Human rights activist and western diplomats are the first to point out that the leader responsible for guarantying freedoms is to all intents and purposes the same person who would be able to continue to abuse his power as commander in chief of the army and the militias accused of killing in the region of 300,000 people. A claim consistently denied by Sudan. Indeed, it was Al-Bashir's status as a war criminal that led him to quote "personal reasons" for not attending the Arab-American-Islamic summit in Riyadh this week after Western diplomatic pressure declared him unwelcome. Although regional organisations like the African Union and the Gulf Cooperation Council (GCC) have said that they will not impose the arrest warrant against a sitting head of state, the non-compliant stances still do not clear Al-Bashir of the charges or allow him to resume a "normal" life if he decides to relinquish power or even if he chooses to run for another term in office.
On the positives, Sudan can count on the support of regional organisations including the European Union which has already enlisted Sudan's cooperation in the fight against human trafficking and indeed the British who are looking for new business opportunities in the Brexit era. At the beginning of last month, Sudan captured five notorious traffickers of various nationalities after clashes near the border with Egypt and Libya. Despite opposition from rights groups, the EU granted €100 million ($111.8 million) to Sudan to address the root causes of irregular migration from Sudan following Khartoum's pledge to prevent migration to the North. Using its Rapid Support Forces (RSF) Sudan appears to be keeping its side of the deal. Hundreds of the RSF militia, now integrated into Sudan's army, have been deployed in the remote desert of the Northern state.
In addition, the British Ambassador in Khartoum, Martin Aron, has been keen to position investment partners in the new Sudan with regular meetings with political leaders and the foreign ministries. British business discussions have been continuing since the beginning of 2017 when the temporary lifting of sanctions was announced. A second phase of strategic meetings was concluded at the end of March.
Sudan can also rely on regional parties to put in a good word like Saudi and the UAE after Khartoum's sterling performance in the Yemeni civil war. Also crucial is the strategic assistance Sudan provides to the US intelligence services and to international trade.
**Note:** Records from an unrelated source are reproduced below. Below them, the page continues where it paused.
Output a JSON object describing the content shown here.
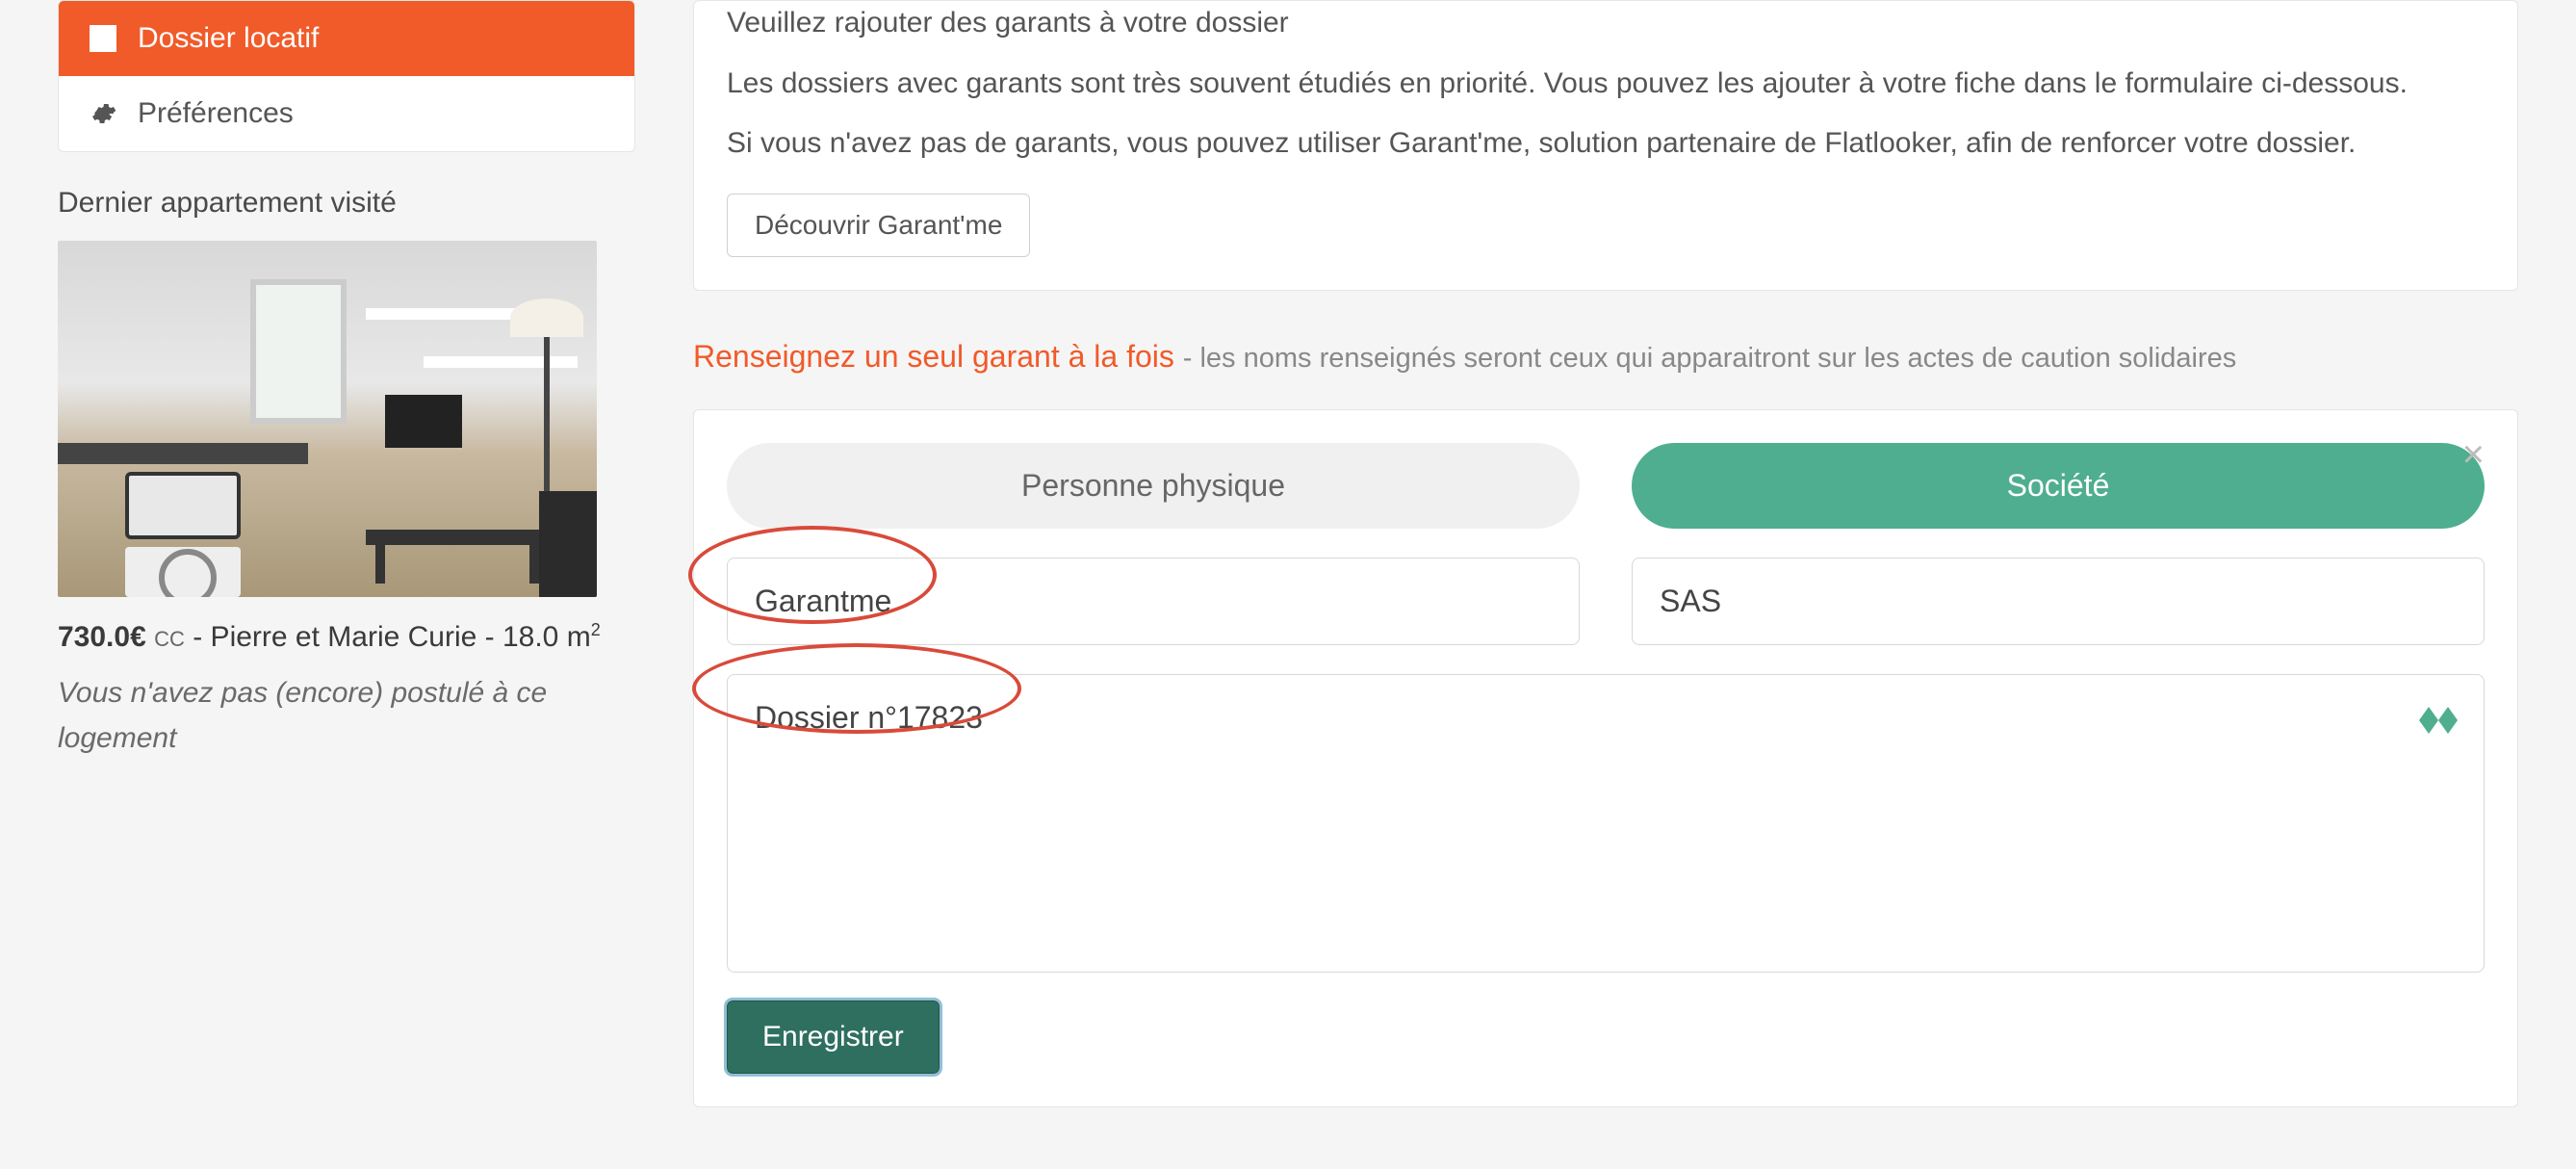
{
  "sidebar": {
    "nav": {
      "dossier_label": "Dossier locatif",
      "preferences_label": "Préférences"
    },
    "last_visited_title": "Dernier appartement visité",
    "apartment": {
      "price": "730.0€",
      "cc": "CC",
      "name_line": " - Pierre et Marie Curie - 18.0 m",
      "sup": "2",
      "note": "Vous n'avez pas (encore) postulé à ce logement"
    }
  },
  "main": {
    "notice": {
      "line1": "Veuillez rajouter des garants à votre dossier",
      "line2": "Les dossiers avec garants sont très souvent étudiés en priorité. Vous pouvez les ajouter à votre fiche dans le formulaire ci-dessous.",
      "line3": "Si vous n'avez pas de garants, vous pouvez utiliser Garant'me, solution partenaire de Flatlooker, afin de renforcer votre dossier.",
      "discover_btn": "Découvrir Garant'me"
    },
    "section": {
      "title": "Renseignez un seul garant à la fois",
      "subtitle": " - les noms renseignés seront ceux qui apparaitront sur les actes de caution solidaires"
    },
    "form": {
      "tabs": {
        "personne": "Personne physique",
        "societe": "Société"
      },
      "fields": {
        "company_name": "Garantme",
        "company_type": "SAS",
        "message": "Dossier n°17823"
      },
      "save_btn": "Enregistrer"
    }
  }
}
If sanctions are lifted, it would be a reward for the work Sudan has done over the years on counter-terrorism and the arrival of the CIA office in Khartoum appears to be recognition of the close cooperation. This could mean that the deal has already been done, as US interests are genuinely the most persuasive factor in the US "America first" policy agenda.
Whatever the case, there is a view that Sudan's public image is changing and its role in the geo-politics of the region can no longer be overlooked or considered marginal, given that it's the third most populous country in the Arab League with an huge potential if it is able to diversify its economy. But it remains to be seen whether the lifting of sanctions, democratic changes, political pluralism and economic freedoms change the political landscape not just for Sudan but for the Arab and Middle Eastern region.
The views expressed in this article belong to the author and do not necessarily reflect the editorial policy of Middle East Monitor.